complaining loudly and by organizing popular protests in response
to evidence of fraud the party has been vulnerable to charges
that it is disturbing the political scene for its own narrow
purposes. A television reporter asked the mayor of the
municipality of Caron! whether the noisy Causa protests were not
unsettling to a country looking for social peace. The mayor,
Clemente Scotto, responded, "Se$orita, do you think peace with
corruption is going to cure our troubles?"
     The surge in support for the Causa should be placed in a
context of a number of encouraging electoral results in Italy,
New Zealand, Germany and other parts of the world. The collapse
of Soviet communism has demonstrated the folly of a socialist
society lacking an autonomous civil society, but the rapacious
system being constructed in its place has given pause to those
who fervently wished its demise. The common factors in these
advances seem to be popular revulsion at the greed and corruption
associated with the unbridled capitalism and the realization by
many on the left that participatory democracy, not an immediate
leap into statist socialism is the logical option to be place
before such a public.
     In Latin America these international ideological forces are
given further force by the crisis of Cuban communism -- a crisis
that can largely be attributed to the economic blockade
orchestrated by the United States, but nonetheless a clear
demonstration that socialist movements must somehow cope with the
reality that the world economic system remains capitalist. Still
fresh in the minds of the Latin American left are the defeats of
elected, radical regimes in Guatemala (1954), Chile (1973),
Grenada (1981), and Nicaragua (1990). The question is not simply
how to defend oneself against U.S. intervention (a major, if not
deciding factor in all of these defeats), but how to rectify
those political weaknesses that have made revolutionary regimes
vulnerable to counter-revolution.

     Daniel Hellinger is author of Venezuela: Tarnished Democracy
(1991}, a general survey of Venezuelan politics and history which
keeps oil at the center of the analysis.

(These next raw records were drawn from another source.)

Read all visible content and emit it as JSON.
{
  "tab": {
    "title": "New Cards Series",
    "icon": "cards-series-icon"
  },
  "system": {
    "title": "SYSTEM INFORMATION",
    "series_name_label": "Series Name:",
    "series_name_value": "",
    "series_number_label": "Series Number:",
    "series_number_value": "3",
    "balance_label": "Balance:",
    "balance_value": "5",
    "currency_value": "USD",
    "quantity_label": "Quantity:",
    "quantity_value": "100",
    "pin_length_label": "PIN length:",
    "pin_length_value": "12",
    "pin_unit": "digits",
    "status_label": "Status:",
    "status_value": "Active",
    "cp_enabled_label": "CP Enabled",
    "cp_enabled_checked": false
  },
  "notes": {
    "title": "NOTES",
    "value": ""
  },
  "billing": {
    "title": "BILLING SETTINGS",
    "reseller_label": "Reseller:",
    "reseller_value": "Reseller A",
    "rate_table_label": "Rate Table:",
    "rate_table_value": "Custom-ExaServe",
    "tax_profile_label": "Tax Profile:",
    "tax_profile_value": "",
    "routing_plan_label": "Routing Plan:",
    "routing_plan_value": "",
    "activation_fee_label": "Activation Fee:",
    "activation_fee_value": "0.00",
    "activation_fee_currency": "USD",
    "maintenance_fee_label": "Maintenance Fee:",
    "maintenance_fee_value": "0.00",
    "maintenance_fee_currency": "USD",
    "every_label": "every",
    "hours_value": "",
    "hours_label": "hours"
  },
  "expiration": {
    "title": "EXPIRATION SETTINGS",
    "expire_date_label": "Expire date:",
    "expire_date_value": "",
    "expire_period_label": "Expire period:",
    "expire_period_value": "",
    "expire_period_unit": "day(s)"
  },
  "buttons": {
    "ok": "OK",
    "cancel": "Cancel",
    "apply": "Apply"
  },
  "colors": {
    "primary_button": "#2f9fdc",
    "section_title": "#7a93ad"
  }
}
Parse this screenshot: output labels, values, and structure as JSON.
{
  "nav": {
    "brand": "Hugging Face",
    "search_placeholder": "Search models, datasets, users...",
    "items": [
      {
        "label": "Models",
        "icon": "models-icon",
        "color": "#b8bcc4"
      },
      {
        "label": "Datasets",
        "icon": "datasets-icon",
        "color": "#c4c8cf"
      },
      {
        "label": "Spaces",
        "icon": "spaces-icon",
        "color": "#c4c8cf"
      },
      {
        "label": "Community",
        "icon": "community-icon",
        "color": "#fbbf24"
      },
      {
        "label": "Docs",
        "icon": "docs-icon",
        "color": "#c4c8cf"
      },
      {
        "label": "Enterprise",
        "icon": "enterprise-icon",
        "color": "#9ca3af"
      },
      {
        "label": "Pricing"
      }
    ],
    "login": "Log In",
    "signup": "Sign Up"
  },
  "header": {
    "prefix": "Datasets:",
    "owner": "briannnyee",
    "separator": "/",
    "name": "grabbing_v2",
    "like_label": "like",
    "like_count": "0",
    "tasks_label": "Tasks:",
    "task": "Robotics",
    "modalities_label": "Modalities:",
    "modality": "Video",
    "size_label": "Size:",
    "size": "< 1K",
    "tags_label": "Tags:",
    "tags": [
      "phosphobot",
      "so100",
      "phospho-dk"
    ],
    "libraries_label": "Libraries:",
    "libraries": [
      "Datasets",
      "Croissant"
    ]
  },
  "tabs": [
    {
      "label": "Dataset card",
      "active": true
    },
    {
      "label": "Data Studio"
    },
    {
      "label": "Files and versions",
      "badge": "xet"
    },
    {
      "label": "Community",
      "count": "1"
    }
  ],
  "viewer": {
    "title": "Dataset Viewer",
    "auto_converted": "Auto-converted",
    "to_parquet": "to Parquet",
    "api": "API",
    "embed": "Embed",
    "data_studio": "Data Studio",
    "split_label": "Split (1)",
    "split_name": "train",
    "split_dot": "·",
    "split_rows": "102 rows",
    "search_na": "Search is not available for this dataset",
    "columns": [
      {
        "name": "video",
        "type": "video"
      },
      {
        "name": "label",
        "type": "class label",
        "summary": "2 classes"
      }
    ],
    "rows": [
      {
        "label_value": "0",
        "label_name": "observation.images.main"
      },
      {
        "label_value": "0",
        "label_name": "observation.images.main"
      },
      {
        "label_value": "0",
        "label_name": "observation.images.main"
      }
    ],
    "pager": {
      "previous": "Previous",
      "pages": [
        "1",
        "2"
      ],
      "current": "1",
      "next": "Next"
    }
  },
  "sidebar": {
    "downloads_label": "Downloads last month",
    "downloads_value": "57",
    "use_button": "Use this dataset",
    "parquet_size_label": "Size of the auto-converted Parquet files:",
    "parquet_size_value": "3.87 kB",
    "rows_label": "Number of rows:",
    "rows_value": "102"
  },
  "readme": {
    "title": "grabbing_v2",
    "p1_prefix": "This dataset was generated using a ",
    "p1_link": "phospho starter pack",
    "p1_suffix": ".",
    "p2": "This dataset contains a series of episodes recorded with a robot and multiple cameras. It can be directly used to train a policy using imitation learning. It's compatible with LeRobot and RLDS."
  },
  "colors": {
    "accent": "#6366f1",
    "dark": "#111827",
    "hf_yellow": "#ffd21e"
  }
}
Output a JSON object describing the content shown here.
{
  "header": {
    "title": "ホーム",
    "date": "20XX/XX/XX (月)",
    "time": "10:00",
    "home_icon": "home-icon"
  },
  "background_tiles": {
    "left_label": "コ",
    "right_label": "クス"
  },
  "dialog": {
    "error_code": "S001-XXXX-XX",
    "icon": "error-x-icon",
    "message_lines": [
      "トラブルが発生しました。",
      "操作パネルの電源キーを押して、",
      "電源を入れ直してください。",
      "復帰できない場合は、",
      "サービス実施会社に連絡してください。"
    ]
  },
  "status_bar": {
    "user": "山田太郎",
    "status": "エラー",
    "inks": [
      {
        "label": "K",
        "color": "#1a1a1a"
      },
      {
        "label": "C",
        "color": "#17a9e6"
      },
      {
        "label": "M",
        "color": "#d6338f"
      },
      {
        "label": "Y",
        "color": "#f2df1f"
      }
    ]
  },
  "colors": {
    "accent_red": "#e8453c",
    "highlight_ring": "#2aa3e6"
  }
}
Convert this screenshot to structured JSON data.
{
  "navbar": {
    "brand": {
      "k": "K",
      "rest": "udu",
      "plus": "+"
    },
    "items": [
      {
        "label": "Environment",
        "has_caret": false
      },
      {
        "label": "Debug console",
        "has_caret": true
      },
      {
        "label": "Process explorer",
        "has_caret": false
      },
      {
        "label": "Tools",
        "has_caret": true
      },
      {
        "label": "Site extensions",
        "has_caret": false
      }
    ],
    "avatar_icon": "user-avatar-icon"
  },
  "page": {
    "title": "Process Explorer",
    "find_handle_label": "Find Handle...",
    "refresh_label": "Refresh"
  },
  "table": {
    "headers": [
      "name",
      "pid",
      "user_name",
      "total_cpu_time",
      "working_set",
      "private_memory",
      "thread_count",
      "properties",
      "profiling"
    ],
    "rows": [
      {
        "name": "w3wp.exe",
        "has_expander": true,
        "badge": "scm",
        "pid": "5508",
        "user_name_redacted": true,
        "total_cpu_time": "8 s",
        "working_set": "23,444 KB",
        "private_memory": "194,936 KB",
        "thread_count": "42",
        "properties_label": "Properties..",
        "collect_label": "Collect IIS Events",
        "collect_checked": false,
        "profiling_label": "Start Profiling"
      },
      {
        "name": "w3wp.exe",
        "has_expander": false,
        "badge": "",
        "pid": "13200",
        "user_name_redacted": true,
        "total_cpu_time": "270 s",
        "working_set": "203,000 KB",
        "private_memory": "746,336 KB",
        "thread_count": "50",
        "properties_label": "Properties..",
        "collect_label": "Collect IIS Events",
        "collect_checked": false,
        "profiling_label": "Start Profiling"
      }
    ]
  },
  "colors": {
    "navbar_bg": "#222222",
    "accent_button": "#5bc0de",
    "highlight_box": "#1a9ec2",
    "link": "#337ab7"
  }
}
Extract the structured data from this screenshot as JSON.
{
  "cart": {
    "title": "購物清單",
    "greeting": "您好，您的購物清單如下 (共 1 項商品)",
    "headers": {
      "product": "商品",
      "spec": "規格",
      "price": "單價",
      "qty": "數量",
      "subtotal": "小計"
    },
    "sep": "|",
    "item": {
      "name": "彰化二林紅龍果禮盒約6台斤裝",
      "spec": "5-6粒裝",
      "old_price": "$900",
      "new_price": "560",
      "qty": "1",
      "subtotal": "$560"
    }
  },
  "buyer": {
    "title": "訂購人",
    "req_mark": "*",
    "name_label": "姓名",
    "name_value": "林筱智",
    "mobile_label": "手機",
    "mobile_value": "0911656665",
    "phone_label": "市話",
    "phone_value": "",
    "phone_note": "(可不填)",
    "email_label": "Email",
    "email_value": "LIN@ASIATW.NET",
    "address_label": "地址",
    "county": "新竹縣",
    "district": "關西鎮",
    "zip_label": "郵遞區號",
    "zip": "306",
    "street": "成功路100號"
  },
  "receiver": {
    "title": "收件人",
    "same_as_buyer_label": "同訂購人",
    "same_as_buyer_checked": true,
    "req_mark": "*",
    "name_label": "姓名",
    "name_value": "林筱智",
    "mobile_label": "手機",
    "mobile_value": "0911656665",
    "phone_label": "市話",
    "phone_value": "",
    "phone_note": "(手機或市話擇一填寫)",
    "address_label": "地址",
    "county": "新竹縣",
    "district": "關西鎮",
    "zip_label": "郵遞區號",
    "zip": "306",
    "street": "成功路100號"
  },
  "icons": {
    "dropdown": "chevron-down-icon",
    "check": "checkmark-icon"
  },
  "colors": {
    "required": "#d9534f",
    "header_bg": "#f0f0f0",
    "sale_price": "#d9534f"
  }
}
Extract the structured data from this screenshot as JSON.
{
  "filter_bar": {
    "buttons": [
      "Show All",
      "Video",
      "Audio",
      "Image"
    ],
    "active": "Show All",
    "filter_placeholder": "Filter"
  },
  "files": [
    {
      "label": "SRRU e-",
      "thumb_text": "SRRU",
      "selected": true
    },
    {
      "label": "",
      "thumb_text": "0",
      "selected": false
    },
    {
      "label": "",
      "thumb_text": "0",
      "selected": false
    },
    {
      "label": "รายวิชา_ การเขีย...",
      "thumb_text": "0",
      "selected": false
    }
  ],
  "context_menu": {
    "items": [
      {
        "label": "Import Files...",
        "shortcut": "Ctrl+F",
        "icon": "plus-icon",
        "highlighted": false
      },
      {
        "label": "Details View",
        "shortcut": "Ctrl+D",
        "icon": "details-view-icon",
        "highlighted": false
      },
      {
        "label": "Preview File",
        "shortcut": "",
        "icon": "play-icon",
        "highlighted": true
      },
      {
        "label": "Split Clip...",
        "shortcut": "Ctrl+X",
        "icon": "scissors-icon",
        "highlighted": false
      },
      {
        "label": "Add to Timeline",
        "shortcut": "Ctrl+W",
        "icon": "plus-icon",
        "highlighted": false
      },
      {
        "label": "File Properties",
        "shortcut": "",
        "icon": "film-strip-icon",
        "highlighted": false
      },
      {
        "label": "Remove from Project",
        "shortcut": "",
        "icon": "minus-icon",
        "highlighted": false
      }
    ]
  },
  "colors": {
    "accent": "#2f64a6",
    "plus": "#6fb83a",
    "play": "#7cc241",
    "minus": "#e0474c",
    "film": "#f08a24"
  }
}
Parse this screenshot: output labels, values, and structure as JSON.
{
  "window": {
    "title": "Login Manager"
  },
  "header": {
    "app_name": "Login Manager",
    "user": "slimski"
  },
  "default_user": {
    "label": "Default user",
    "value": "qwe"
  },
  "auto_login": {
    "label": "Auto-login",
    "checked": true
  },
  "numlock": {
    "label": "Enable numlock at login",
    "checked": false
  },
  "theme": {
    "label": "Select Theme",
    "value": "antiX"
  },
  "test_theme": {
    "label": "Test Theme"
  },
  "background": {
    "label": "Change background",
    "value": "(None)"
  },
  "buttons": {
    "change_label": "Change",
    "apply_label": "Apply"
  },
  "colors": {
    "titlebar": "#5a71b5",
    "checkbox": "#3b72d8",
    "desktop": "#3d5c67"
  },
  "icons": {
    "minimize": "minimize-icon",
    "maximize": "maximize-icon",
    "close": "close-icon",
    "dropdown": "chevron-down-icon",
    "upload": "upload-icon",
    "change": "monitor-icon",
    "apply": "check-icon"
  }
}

Though predating the
coup attempts of 1992 and subsequent removal of Prez from office,
the book provides insights into the popular backlash against the
corruption and economic crisis which emerged in the 1980s,
including detail on the emergence of Causa R and Vel squez in
Guayana. It is available from Westview Press.